So far this year, there have been 468 homicides, eclipsing the 331 homicides recorded from January to August of 2015. That's an increase of 41.4 percent. According to ABC News:
“Chicago is on pace for its highest overall murder count since at least 2008, when 513 were recorded in the entire year.”
If the final months of 2016 follow the same trend as 2015, this year may even topple 2003's numbers, when the homicide rate hit 600.
The following is a chart showing Chicago's homicide rate from January 2015 - August 2016:
Chicago police are blaming gangs for the increased violence.
Superintendent Eddie Johnson claims approximately 85% of gun violence in the city is related to a subset of individuals, “many of them affiliated with gangs,” using illegally acquired firearms.
This has caused Johnson to plead with “lawmakers in Springfield to pass legislation requiring harsher sentences for criminals arrested repeatedly for carrying illegal guns,” according to The Chicago Tribune.

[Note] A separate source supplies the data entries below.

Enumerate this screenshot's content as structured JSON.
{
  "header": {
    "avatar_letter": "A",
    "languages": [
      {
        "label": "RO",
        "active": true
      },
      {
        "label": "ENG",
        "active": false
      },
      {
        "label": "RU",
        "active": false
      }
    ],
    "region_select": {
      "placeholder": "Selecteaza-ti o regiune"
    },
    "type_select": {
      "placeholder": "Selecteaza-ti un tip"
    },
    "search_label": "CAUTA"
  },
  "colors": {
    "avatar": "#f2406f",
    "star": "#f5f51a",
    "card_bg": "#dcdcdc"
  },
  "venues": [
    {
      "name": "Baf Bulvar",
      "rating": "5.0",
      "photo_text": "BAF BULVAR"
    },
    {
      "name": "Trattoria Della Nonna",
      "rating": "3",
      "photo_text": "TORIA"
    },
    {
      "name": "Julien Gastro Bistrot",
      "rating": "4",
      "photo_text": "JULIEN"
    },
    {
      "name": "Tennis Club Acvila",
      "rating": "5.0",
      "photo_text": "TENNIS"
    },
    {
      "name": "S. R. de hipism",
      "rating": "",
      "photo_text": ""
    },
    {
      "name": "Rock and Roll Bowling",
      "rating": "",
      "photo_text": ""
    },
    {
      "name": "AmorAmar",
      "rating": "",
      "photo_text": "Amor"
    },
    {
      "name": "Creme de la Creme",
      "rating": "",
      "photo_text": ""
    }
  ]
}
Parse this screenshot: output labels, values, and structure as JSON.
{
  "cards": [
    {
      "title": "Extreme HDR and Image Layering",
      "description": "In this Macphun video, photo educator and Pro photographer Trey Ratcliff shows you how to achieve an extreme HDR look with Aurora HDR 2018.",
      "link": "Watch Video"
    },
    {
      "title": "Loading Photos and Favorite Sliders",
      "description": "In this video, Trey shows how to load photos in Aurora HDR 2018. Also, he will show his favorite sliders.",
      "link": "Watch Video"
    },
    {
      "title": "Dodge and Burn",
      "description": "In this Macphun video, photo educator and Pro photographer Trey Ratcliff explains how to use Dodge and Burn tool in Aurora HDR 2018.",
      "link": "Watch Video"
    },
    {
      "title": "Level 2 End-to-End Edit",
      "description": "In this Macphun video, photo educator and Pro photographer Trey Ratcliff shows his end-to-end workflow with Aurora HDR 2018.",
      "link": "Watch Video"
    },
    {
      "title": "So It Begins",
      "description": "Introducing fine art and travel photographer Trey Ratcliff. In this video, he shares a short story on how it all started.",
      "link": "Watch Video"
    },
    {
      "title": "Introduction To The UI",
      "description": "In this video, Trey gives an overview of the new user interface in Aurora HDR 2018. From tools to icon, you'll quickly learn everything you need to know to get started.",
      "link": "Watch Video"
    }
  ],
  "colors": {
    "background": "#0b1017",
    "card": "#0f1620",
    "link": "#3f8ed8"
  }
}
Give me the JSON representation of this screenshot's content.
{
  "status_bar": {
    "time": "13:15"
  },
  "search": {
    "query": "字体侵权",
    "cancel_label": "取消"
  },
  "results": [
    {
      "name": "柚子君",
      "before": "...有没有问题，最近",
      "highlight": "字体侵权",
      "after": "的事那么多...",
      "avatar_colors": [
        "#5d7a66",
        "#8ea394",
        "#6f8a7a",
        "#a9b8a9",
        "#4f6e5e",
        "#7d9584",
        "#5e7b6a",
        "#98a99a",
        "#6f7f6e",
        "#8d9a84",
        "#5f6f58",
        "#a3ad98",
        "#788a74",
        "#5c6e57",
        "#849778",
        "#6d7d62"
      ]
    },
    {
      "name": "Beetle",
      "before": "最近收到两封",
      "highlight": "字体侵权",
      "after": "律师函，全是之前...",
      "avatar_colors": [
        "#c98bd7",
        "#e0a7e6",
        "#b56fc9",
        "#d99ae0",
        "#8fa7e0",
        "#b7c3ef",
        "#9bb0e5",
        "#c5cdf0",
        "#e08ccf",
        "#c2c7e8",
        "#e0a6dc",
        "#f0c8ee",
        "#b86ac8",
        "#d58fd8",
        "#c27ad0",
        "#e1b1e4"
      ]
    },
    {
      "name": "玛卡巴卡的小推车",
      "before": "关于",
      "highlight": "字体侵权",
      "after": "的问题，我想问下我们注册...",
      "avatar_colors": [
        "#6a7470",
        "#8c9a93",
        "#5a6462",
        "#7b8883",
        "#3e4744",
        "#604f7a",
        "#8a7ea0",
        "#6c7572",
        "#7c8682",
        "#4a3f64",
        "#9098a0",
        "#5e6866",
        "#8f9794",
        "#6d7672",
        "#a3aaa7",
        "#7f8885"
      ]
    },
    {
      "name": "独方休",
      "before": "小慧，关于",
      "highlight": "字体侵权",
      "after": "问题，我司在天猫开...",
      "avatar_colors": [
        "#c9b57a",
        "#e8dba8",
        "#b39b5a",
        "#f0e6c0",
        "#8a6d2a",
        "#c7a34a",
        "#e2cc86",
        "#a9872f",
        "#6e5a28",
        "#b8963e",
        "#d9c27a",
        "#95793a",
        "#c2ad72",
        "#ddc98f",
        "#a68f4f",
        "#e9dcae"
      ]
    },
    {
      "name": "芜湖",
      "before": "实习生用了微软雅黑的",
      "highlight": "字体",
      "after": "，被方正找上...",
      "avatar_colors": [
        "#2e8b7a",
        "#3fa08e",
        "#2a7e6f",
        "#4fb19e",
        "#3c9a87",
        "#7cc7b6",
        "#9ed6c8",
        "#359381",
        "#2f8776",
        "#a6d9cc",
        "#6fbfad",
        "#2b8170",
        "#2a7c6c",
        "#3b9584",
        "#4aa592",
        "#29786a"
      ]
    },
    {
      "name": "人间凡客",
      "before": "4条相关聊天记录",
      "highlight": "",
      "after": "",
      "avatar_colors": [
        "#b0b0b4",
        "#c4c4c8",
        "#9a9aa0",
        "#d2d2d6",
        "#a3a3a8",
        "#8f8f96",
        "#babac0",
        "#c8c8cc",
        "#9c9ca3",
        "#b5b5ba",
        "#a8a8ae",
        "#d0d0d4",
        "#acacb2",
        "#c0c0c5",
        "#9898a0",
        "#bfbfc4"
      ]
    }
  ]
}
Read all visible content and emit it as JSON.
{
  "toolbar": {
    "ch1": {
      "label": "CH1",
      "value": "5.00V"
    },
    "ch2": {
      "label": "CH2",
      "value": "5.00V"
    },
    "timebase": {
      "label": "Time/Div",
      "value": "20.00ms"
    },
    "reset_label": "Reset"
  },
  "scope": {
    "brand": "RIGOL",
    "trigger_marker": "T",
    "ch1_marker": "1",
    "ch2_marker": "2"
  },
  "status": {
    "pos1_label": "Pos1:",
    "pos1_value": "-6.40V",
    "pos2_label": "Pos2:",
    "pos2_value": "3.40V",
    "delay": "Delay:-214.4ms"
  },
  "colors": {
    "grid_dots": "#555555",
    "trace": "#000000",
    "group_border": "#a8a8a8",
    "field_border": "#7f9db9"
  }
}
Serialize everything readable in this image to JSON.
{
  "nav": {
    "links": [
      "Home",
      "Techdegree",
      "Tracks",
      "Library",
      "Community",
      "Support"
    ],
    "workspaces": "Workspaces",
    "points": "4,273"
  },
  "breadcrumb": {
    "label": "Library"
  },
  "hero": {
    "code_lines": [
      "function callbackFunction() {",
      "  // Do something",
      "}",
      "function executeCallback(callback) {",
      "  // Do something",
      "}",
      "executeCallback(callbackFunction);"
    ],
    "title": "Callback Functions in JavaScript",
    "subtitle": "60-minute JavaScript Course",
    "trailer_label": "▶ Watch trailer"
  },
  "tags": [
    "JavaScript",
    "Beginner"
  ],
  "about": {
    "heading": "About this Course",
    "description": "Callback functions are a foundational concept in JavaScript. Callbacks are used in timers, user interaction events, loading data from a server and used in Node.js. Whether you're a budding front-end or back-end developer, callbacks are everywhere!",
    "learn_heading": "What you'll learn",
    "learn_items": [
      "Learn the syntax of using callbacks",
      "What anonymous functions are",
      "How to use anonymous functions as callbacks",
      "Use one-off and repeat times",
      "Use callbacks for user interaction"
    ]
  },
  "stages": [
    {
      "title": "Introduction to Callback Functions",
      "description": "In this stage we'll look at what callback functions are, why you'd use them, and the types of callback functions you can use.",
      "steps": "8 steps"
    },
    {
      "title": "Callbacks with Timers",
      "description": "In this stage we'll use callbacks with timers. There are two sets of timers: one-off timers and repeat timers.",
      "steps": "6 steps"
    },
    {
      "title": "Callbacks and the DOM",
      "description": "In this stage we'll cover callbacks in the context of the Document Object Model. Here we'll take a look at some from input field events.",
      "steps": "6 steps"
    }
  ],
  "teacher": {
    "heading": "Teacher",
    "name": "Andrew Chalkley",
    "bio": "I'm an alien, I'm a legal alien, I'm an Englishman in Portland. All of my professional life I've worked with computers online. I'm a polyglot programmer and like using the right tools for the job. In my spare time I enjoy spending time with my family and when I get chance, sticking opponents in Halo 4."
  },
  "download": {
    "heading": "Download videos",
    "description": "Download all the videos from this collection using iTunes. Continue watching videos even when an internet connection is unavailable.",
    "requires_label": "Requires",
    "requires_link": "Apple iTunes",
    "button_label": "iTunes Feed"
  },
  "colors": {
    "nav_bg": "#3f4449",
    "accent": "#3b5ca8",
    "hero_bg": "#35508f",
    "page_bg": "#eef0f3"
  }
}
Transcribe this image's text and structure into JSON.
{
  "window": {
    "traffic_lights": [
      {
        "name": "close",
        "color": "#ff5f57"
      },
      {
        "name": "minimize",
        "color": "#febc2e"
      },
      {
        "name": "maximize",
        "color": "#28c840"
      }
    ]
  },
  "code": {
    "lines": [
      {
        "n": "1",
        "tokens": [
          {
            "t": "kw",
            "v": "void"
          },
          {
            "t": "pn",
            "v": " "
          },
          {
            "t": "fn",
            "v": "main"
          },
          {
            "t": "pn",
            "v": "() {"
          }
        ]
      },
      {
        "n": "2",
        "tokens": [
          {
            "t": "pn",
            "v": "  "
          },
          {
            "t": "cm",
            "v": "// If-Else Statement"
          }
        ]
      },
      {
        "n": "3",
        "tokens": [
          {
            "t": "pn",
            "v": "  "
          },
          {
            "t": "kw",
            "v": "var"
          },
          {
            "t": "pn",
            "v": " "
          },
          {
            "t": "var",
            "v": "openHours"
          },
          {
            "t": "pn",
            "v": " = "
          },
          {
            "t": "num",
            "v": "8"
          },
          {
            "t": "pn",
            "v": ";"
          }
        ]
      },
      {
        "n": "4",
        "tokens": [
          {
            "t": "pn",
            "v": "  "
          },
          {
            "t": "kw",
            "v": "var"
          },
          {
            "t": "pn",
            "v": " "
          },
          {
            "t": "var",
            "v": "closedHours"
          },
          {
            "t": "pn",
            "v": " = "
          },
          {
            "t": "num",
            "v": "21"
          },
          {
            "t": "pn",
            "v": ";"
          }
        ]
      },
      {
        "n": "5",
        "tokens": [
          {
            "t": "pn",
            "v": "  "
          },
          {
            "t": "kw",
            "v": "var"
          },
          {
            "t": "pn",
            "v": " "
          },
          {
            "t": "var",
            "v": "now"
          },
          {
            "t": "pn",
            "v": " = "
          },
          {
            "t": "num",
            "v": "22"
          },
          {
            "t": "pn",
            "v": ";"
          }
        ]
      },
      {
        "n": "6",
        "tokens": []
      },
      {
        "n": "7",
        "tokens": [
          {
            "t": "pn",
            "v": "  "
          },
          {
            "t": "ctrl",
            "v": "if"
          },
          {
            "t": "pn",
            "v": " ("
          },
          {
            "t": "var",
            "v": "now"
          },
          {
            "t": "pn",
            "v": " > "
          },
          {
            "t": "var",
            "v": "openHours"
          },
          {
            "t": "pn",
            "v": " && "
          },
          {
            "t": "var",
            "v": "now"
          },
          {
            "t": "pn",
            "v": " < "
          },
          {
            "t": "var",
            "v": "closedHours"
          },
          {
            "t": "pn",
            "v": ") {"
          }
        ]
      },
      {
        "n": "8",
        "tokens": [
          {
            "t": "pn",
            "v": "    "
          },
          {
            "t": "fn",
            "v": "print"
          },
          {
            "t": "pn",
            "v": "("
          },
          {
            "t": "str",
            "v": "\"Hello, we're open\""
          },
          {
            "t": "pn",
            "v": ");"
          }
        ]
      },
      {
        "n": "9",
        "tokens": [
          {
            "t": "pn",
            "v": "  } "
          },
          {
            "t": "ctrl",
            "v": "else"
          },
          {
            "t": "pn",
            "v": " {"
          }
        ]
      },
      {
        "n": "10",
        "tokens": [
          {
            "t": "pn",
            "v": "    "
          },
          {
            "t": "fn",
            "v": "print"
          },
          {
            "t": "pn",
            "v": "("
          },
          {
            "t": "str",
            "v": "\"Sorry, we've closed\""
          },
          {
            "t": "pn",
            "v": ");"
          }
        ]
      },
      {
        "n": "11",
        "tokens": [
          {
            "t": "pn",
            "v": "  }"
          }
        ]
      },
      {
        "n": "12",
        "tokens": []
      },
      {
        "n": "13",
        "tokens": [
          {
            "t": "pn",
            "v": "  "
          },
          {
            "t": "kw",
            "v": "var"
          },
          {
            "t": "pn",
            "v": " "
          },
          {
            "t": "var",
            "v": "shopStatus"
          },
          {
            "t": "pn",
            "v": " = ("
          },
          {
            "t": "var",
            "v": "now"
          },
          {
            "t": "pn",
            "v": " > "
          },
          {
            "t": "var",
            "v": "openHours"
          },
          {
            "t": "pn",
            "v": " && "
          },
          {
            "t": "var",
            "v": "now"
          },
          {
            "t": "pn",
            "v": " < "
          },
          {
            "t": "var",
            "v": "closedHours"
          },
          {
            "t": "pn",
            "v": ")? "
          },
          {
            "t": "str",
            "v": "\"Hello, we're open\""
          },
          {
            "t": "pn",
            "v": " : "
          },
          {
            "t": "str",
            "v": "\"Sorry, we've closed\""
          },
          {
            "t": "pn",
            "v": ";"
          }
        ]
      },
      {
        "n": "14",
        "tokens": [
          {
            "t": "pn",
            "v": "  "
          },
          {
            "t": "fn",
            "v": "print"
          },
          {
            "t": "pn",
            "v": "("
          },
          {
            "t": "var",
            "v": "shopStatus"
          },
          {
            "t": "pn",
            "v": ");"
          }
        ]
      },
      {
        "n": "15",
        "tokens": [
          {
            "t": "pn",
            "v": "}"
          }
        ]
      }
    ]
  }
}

Additionally, Chicago police cite a study by the University of Chicago showing that “40 percent of suspects arrested for homicide in 2015 had prior arrests for gun crimes.”
This spike in violence isn't relegated to Chicago, either. The Tribune adds that “cities like Milwaukee and Washington, D.C – both much smaller than Chicago in population – saw homicide spikes that they haven’t experienced in more than two decades.”
The rise in gang-related violence could be attributed to increased timidity among police forces around the country in the wake of multiple high-profile “police brutality” cases. These incidents sparked a wave of protests and riots in Baltimore, New York, Ferguson, Milwaukee, and elsewhere.
The anti-law enforcement sentiment swept up by these riots has led to multiple murders of police, including NYPD officers Rafael Ramos and Wenjian Liu, as well as the “Dallas Five,” who were gunned down by a man who, according to Dallas Police Chief David Brown, said he wanted to kill white police officers.
Independent Journal Review spoke with Heather Mac Donald, author of “The War on Cops,” and fellow at the Manhattan Institute, about the issue.
Mac Donald noted that the primary factor contributing to the spike in Chicago's violent crime rate is that “cops are backing off of proactive policing, and criminals are becoming emboldened.”
“Pedestrian stops are down about 90% in Chicago. As the police union head told me last month, cops are just not 'clearing the corners' anymore. Out of those groups of youth hanging out, loitering, often emerges drive-by shootings and other forms of gang violence.”
While the murder rate in cities like New York and Los Angeles, which are much larger than Chicago, has gone up as well, their numbers don't touch the Windy City's.
According to The Chicago Tribune, up to August 20th, New York City had 222 homicides, and Los Angeles had 176. Chicago has experienced 110% more murders than New York City, despite having a population less than one-third the size.
What makes Chicago so different from New York City, says Mac Donald, is volume of officers:
"New York was up 20% in shootings and homicides in the first half of 2015, following the national trend. But the NYPD is unique in the massive size of the department on both an absolute and per capita basis.
Police Commissioner William Bratton mobilized every guy on desk duty that he could get, and flooded the shooting zones with large numbers of officers that stopped what was a nascent spike, and we ended last year with a 6% increase in homicides."
Mac Donald adds that while the NYPD isn't necessarily engaging in “proactive policing,” their “command presence” is deterring crime.
While police Superintendent Eddie Johnson has been pushing for harsher sentences, Mac Donald says that when bills are proposed that would increase sentences for gun violence and repeat offenders, the “Black Caucus” often defeats them, claiming they'll have a “disparate impact on blacks.”
“The race politics in Chicago are extremely arcane,” claims Mac Donald, “and I would ultimately argue, self-defeating.”
Mac Donald concluded by noting that “the cops need to believe they'll be supported for engaging in proactive policing.” If they're not, she says, it's the law-abiding residents of the South Side and West Side that will pay the price.